Items from an interface collection:
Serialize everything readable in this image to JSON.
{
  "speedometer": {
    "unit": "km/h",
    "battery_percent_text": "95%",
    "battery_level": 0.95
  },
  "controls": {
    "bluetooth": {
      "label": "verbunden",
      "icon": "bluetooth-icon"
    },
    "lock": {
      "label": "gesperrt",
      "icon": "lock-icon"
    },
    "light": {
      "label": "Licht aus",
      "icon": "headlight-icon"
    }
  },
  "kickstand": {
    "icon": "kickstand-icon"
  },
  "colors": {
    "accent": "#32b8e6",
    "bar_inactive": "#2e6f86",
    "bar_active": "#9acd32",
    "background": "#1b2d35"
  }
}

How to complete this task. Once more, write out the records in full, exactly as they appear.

Solution to this task.
Serialize everything readable in this image to JSON.
{
  "speedometer": {
    "unit": "km/h",
    "battery_percent_text": "95%",
    "battery_level": 0.95
  },
  "controls": {
    "bluetooth": {
      "label": "verbunden",
      "icon": "bluetooth-icon"
    },
    "lock": {
      "label": "gesperrt",
      "icon": "lock-icon"
    },
    "light": {
      "label": "Licht aus",
      "icon": "headlight-icon"
    }
  },
  "kickstand": {
    "icon": "kickstand-icon"
  },
  "colors": {
    "accent": "#32b8e6",
    "bar_inactive": "#2e6f86",
    "bar_active": "#9acd32",
    "background": "#1b2d35"
  }
}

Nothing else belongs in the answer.